This brings the total to 1,842 patient evaluations since 2010.
Patients from across the country traveled for up to seven hours to see the GW
According to Dr. Tracy, "This year was a very special year for the Brigade.
It is hard to imagine that we have been doing this for 10 years!
The team touched more lives that can be imagined and is regarded as one of the major medical missions to Honduras.
Working with the dedicated team both from GW and our partners in Honduras, is an honor and a privilege."
The team was recognized at a special celebration by Juan Orlando Hernández, the President of Honduras.
This was attended by other dignitaries including General Louis Cordero and the Governor of Comayagua, Carlos Aguiluz.
Working in partnership with medical professionals from Centro Medico Comayagua Colonial Hospital,

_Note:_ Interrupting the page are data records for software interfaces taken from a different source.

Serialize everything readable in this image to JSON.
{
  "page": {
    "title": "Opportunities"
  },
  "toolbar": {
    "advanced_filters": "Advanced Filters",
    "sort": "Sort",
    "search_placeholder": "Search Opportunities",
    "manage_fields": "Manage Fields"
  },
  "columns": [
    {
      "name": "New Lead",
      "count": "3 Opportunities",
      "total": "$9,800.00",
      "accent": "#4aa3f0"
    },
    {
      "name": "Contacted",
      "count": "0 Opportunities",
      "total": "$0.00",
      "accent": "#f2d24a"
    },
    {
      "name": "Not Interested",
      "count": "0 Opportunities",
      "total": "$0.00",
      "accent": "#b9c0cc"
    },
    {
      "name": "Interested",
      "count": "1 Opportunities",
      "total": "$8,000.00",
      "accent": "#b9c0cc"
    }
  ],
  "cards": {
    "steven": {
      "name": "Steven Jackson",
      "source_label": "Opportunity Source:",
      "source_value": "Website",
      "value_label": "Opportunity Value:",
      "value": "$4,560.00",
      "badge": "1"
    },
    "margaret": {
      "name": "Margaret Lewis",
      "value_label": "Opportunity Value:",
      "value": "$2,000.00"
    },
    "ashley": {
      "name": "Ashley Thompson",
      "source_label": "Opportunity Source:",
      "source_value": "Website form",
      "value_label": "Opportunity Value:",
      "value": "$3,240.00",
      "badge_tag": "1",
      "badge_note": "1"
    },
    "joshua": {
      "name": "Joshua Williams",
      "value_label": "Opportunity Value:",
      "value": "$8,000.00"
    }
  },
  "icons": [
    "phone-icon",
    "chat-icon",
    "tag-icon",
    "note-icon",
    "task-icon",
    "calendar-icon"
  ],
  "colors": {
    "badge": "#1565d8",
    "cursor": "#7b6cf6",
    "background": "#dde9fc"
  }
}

the 2019 GW team included two second-year medical residents, Drs. Lilly Dastmaltchi and Tran Nguyen; a third-year cardiology fellow, Dr. Raza Yunus;
a technician from the Washington, DC VA Medical Center, Eli Sevilla; and Maria Fernanda Cruz an engineer from Medtronic.
Our partners in Honduras include Dr. Dorys Chavez, Dr. Pablo Toro, and Dr. Marcial Vileda.
These dedicated physicians care for the patients before, during and after the Brigade.
Dr. Marco Mercader calculated that about 2-percent of the Honduran population is currently being treated for heart arrhythmias.
"The need for pacemakers and defibrillators is particularly great in the region due to Chagas disease.
The parasite transmitted by the Kissing bug, attacks the heart muscle and electrical system leading to the
clinical condition known as Chagas disease, which requires pacemakers and implantable cardioverter-defibrillators as part of the treatment,"
said Dr. Mercader.
"In just 9-days, our team provides half of the pacemakers and defibrillators implanted annually in Honduras.
We estimate the Honduran population may need several thousand devices annually."
Over the last 10 years, Dr. Tracy has acquired more than $3 million in donated heart devices and medical equipment.
Supporters of the 2019 GW Medical Mission include Medtronic, Abbott, GW University Hospital,
Heart Beat International and GW Medical Faculty Associates.